In order to help our children understand the significance and participation of real people in World War II we have made use of actual letters from participants in in the war. This Canadian letters and images website (www.canadianletters.ca) is an excellent and moving source of information including letters, photos and other documents about real people who took part in the war and is the source of all the resources we have used in our display.
Initially we chose two main people to base our work and display on. Daniel Serrick and Ernest Underwood. Both of these people were Canadians who fought in the war and the letters they wrote or are about them reflect two horrible experiences including Daniel who, unfortunately, did not survive
The display we designed was inspired by a recent visit to the stunning Imperial War Museum North, whose exhibits are all built around the personal experiences of people from conflicts throughout the recent past. Every half an hour or so they also project onto their enormous backdrops a multi-media presentation using memories and pictures. We strongly recommend that if you are in Manchester you pay a visit to this engaging museum.
Our display, to begin with, is based on sharing personal stories of people from the war. We chose a couple of letters from the individuals we had picked to reflect some of the life experiences they were having during the war or from people around them as they process what had happened to them. This allows the children to understand the impact on friends and families as well as the individuals involved. Linked to this, we also chose a photo of them so that children could see that these were real people.
The children were interested to read about them and, even though it is still challenging, were better able to understand some aspects of their lives especially when they talk about the day-to-day aspects of their lives.

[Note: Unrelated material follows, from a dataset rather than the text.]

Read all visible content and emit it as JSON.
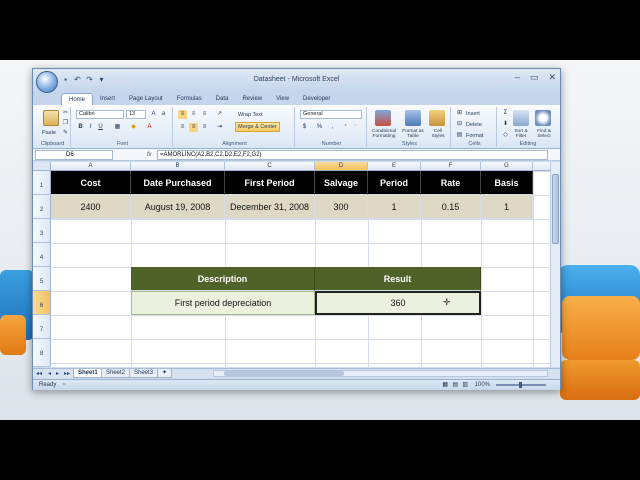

A Powerpoint containing the resources for the display can be found in our Dropbox folder here.
The next step, again inspired by the visit to the museum, is to add an audio-visual element to the display perhaps using some the augmented reality tools that are available.